Chloe, Benjamin J., Ella A. and Shauntelle W. along with
Mrs. Hrachovina and Mrs. Bromley demonstrate how to walk in the classroom.

Behavior Expectation Lesson Plan
Created by Ben & Nathan in April 11
Teach – September 15, 2011
Gretchen & Gina

 

Behavior expectation or rule to be taught: Be Respectful

Location for expectation:  Special Events, Assemblies, Field Trips, Extra-Curricular, Bus, Gym, Cafetorium, and Media Center

Rationale- tell why following the rule is important:: It   is important to be respectful with your peers and adults in school.  It is important to be respectful to the presenter and to let others be able to listen to the presentation.

Provide examples to help students better understand what is and what is not the expected behavior:

Examples of expected behavior. Choose examples of that best “fits” the general case of what the behavior expectation

 

Non examples of expected behavior that are:

·     More similar to examples of expected behavior rather than outrageous non-examples

·     Typical of what students do when they are not engaged in the expected behavior
 

 

Bob and Bill are sitting quietly, listening, and watching the speaker.  

Bob and Bill are sitting in the bleachers or floor listening to the speaker.  They keep their hands to themselves and listen quietly. 

Bill and Bob walk in line quietly with their class and sit where their teacher directs them.

Bill and Bob get in line with the teacher’s signal and they stay in line and walk with their class out of the assembly.

Bill and Bob have questions about the presentation.  They wait until the presenter asks if any one has any questions.  Bill and Bob raise their hand and wait to be called on.  They ask a question that relates to the presentation.

 

Bob and Bill are talking to each other.  Bob is talking so Bill can’t hear the speaker.  

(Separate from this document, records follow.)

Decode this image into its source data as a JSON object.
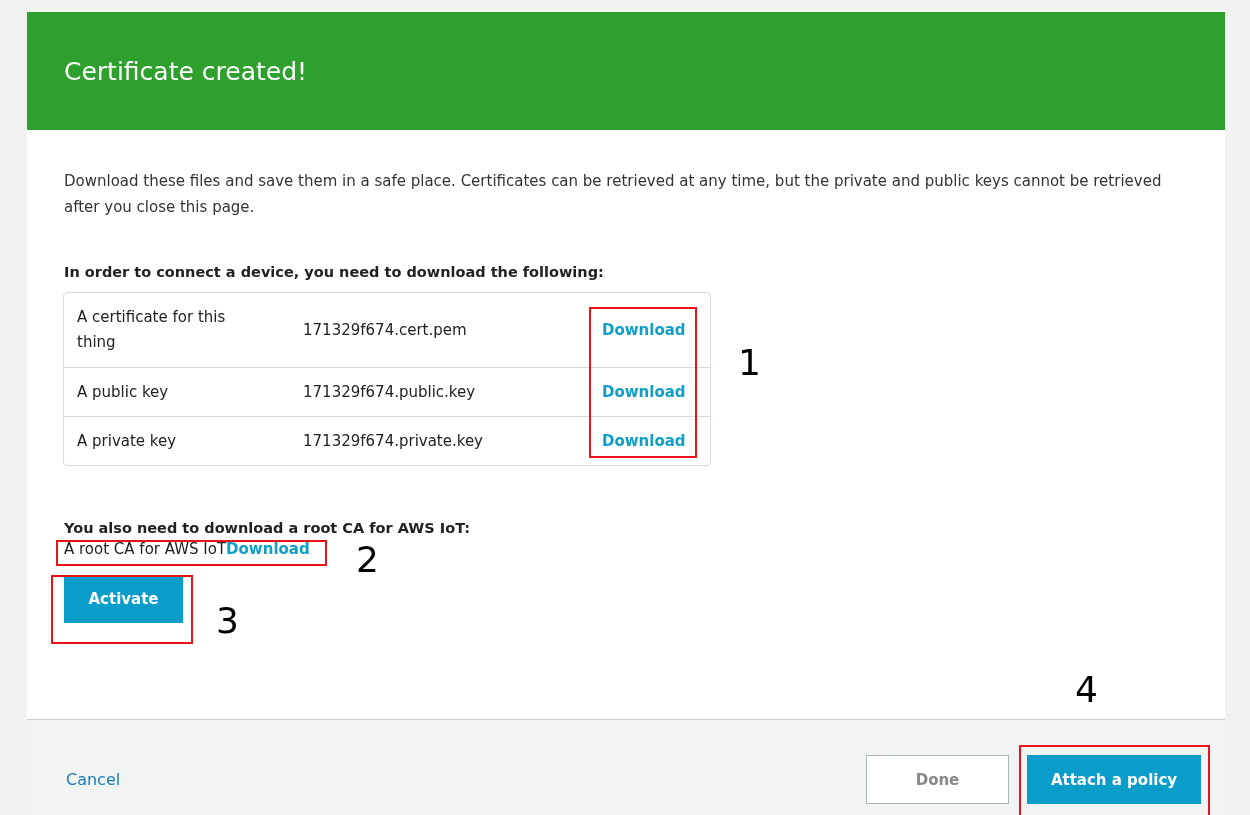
{
  "header": {
    "title": "Certificate created!"
  },
  "intro": "Download these files and save them in a safe place. Certificates can be retrieved at any time, but the private and public keys cannot be retrieved after you close this page.",
  "files_heading": "In order to connect a device, you need to download the following:",
  "files": [
    {
      "label": "A certificate for this thing",
      "file": "171329f674.cert.pem",
      "action": "Download"
    },
    {
      "label": "A public key",
      "file": "171329f674.public.key",
      "action": "Download"
    },
    {
      "label": "A private key",
      "file": "171329f674.private.key",
      "action": "Download"
    }
  ],
  "root_ca": {
    "heading": "You also need to download a root CA for AWS IoT:",
    "label": "A root CA for AWS IoT",
    "action": "Download"
  },
  "activate_button": "Activate",
  "footer": {
    "cancel": "Cancel",
    "buttons": [
      {
        "label": "Done",
        "disabled": true
      },
      {
        "label": "Attach a policy",
        "disabled": false
      }
    ]
  },
  "annotations": [
    {
      "label": "1"
    },
    {
      "label": "2"
    },
    {
      "label": "3"
    },
    {
      "label": "4"
    }
  ]
}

Bob and Bill are moving around the bleachers or floor.  Bob goes in front of Bill and he can not see.

Bill and Bob walk in talking very loudly with their class and sit in the wrong spot.

Bill and Bob get in line and Bob goes and talks to Joe.  Then Bill yells at Bob because he cut in line.

Bill and Bob have questions about the presentation.  They blurt out their questions while the presenter is talking.  Bill and Bob do not raise their hand, but instead they start telling a story that happened to them.

Provide opportunities to practice and build fluency: 

  1. Set aside a few minutes each day to practice the rule.
  2. As the teacher models, have individual students demonstrate examples and non-examples of the rule (role play)
  3. Tell students about the consequences for following and not following the rules. (ex. Lose privileges)

Acknowledge expected behavior:

To show examples of proper behavior two teachers could model appropriate behavior.  Afterwards students can identify appropriate behavior.  Lastly the teacher would have students volunteer model appropriate behavior for class.  This could be done several times.